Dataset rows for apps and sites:
++++++++++++++++++++

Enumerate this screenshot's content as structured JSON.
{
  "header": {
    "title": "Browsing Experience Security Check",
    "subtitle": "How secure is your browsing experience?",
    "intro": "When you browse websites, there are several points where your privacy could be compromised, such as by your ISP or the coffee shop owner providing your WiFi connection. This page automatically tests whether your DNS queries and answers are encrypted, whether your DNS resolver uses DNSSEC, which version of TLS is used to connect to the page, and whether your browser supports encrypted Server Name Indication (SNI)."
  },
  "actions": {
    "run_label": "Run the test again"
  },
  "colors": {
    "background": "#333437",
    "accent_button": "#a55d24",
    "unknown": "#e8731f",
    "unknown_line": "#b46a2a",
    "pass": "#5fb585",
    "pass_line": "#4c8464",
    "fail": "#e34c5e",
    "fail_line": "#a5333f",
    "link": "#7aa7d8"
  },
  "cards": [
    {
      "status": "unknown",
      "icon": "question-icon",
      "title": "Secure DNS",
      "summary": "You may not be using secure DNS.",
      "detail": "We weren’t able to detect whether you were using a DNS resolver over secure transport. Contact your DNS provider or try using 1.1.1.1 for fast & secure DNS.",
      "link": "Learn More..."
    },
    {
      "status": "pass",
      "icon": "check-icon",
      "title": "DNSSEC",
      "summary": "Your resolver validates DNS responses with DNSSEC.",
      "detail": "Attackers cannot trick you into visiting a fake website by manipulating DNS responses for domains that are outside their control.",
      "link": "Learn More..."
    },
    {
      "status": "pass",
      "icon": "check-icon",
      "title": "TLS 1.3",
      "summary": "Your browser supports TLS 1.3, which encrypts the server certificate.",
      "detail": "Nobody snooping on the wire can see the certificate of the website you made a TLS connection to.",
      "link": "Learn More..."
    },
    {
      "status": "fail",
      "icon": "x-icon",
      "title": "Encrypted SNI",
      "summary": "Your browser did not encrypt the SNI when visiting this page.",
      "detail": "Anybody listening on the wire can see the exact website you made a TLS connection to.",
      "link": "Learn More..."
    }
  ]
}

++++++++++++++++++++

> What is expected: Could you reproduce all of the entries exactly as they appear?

> Output for this exercise:
Enumerate this screenshot's content as structured JSON.
{
  "header": {
    "title": "Browsing Experience Security Check",
    "subtitle": "How secure is your browsing experience?",
    "intro": "When you browse websites, there are several points where your privacy could be compromised, such as by your ISP or the coffee shop owner providing your WiFi connection. This page automatically tests whether your DNS queries and answers are encrypted, whether your DNS resolver uses DNSSEC, which version of TLS is used to connect to the page, and whether your browser supports encrypted Server Name Indication (SNI)."
  },
  "actions": {
    "run_label": "Run the test again"
  },
  "colors": {
    "background": "#333437",
    "accent_button": "#a55d24",
    "unknown": "#e8731f",
    "unknown_line": "#b46a2a",
    "pass": "#5fb585",
    "pass_line": "#4c8464",
    "fail": "#e34c5e",
    "fail_line": "#a5333f",
    "link": "#7aa7d8"
  },
  "cards": [
    {
      "status": "unknown",
      "icon": "question-icon",
      "title": "Secure DNS",
      "summary": "You may not be using secure DNS.",
      "detail": "We weren’t able to detect whether you were using a DNS resolver over secure transport. Contact your DNS provider or try using 1.1.1.1 for fast & secure DNS.",
      "link": "Learn More..."
    },
    {
      "status": "pass",
      "icon": "check-icon",
      "title": "DNSSEC",
      "summary": "Your resolver validates DNS responses with DNSSEC.",
      "detail": "Attackers cannot trick you into visiting a fake website by manipulating DNS responses for domains that are outside their control.",
      "link": "Learn More..."
    },
    {
      "status": "pass",
      "icon": "check-icon",
      "title": "TLS 1.3",
      "summary": "Your browser supports TLS 1.3, which encrypts the server certificate.",
      "detail": "Nobody snooping on the wire can see the certificate of the website you made a TLS connection to.",
      "link": "Learn More..."
    },
    {
      "status": "fail",
      "icon": "x-icon",
      "title": "Encrypted SNI",
      "summary": "Your browser did not encrypt the SNI when visiting this page.",
      "detail": "Anybody listening on the wire can see the exact website you made a TLS connection to.",
      "link": "Learn More..."
    }
  ]
}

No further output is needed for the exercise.